The current study provides strong evidence that short-term dietary nitrate supplementation enhances mitochondrial efficiency, decreases mitochondrial proton leak, and enhances exercise performance. While the underlying mechanisms are not clear, nitrate supplementation reduced the expression of adenine nucleotide translocase which liberates protons in the process of exchanging ADP and ATP across the inner mitochondrial membrane (). Furthermore, Larsen et al. found a tendency for lower uncoupling protein 3 (UCP3) expression, which dissipates the mitochondrial proton gradient during transport of fatty acids (). In contrast, increased mitochondrial biogenesis by triiodothyronine increases the expression of uncoupling proteins (Short et al., 2007
) and may increase proton leak (Lebon et al., 2001
) that will render ATP production inefficient. Results from the current paper suggest that nitrate may act directly on complex I and complex IV, possibly influencing the proton stoichiometry of these enzymes. Such potential mechanisms include modification of proteins (acetylation and phosphorylation), allosteric modulation and binding to cofactors.
The physiological relevance of nitrate’s effects on mitochondria is an important consideration. Although strong evidence supports the notion that whole-body oxygen cost may be reduced because of improved mitochondrial efficiency, additional studies are needed to rule out the possibility that nitrates may induce a shift toward non-oxidative pathways for cellular ATP synthesis. Such a shift may have negative consequences in tissues such as cardiac muscle, which relies heavily on oxidative metabolism to meet metabolic demands at rest and during exercise. However, extrapolation from skeletal muscle with mixed fiber types to myocardium with predominantly mitochondrial rich muscle fibers requires additional studies. The current studies were performed in young (25±1 yrs), lean, non-smoking and physically fit (VO2
peak 56±3 ml.kg−1
) people. What would happen in older people with low VO2
peak and in people with potential risk of coronary artery disease? Will high nitrate containing diet offer an advantage in climbing high altitude where oxygen tension is low. It is known that nitrates can be shunted to NO (via salivary recycling) that may not only impact blood flow but also mitochondrial biogenesis (Nisoli et al., 2003

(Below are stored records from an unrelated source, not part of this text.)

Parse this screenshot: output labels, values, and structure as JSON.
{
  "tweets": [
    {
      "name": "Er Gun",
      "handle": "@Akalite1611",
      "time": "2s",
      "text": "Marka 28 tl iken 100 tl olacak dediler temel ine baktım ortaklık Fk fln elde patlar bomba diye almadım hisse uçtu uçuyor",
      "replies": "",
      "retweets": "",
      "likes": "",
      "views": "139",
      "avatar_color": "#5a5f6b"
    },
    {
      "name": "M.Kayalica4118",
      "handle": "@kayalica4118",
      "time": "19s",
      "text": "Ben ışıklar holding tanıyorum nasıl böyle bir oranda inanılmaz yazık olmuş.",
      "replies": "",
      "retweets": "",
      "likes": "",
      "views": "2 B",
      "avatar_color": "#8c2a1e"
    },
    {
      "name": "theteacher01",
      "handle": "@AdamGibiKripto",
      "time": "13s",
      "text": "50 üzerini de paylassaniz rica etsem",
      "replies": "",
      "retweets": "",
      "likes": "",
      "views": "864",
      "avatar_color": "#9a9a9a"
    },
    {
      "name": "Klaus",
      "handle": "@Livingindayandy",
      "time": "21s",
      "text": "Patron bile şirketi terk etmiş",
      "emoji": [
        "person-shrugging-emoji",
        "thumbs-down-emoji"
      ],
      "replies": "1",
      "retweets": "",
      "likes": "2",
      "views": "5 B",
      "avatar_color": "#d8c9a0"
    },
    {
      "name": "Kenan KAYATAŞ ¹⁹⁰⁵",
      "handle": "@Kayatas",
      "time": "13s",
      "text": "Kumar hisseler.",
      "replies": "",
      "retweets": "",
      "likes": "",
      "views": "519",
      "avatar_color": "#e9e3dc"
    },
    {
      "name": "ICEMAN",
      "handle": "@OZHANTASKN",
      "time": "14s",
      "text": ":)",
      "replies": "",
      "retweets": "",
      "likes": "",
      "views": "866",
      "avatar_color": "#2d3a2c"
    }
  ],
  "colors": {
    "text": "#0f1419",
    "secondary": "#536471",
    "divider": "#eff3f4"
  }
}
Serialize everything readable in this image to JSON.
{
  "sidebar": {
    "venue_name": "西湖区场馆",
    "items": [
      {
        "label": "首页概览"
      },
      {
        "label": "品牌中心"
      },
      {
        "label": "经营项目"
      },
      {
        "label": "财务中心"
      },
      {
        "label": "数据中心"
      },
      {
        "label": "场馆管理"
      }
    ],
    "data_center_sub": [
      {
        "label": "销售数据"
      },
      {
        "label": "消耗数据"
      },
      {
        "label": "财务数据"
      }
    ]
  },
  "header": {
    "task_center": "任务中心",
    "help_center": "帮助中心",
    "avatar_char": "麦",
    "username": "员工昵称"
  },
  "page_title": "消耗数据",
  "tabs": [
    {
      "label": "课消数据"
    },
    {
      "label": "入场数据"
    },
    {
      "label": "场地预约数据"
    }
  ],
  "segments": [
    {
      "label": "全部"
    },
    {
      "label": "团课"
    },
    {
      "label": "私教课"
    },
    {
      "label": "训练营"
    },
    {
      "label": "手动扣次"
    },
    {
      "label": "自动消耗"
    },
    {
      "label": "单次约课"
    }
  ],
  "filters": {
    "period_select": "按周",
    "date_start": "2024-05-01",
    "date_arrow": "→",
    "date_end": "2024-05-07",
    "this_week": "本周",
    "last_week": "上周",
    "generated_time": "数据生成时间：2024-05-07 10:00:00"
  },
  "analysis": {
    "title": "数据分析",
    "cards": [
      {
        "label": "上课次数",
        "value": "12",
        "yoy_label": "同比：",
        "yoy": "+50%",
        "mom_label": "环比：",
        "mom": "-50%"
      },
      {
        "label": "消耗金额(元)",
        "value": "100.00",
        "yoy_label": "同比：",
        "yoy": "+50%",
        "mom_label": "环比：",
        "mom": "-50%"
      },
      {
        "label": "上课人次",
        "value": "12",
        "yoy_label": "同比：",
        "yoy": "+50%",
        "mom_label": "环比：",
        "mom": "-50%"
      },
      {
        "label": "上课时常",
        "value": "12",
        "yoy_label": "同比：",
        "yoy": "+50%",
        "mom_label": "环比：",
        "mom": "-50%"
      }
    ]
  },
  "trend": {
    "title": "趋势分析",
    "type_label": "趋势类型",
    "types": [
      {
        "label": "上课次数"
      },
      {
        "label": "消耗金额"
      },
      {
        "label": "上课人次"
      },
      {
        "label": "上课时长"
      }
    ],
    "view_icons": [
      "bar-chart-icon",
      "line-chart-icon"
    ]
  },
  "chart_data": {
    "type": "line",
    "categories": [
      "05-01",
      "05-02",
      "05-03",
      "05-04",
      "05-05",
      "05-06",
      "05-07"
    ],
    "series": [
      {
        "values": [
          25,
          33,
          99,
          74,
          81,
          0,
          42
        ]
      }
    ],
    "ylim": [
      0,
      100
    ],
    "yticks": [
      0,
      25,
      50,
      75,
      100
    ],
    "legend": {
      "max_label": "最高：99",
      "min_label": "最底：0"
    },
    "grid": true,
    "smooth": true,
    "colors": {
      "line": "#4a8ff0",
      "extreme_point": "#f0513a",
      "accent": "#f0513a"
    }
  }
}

) when administered on a long-term basis. The impact on blood flow could be an advantage in conditions such as chronic heart failure with low blood flow causing substantial cellular dysfunction and in hypertension. Future studies may also address the impact of nitrates on mitochondrial reactive oxygen species (ROS) production, which is considered to be an inverse function of membrane potential. It is difficult to ignore the possibility that improved coupling may lead to increased ROS production rates which may have an adverse effect on proteins, DNA and cellular functions.
The importance of the current study is the demonstration that mitochondrial efficiency can be enhanced by dietary manipulation. Many leafy green vegetables such as spinach, celery and green lettuce are rich in nitrates/nitrites. While these could have positive impact on cardiometabolic risk factors, other foods especially preservatives containing nitrates as well as drinking water containing high concentrations of nitrates are reported to be associated with high incidence of cancers. The current study is a short-term study and the full positive and potential negative impact of a high nitrate containing diet (as well as long-term nitrate supplementation) needs to be carefully evaluated by long term studies.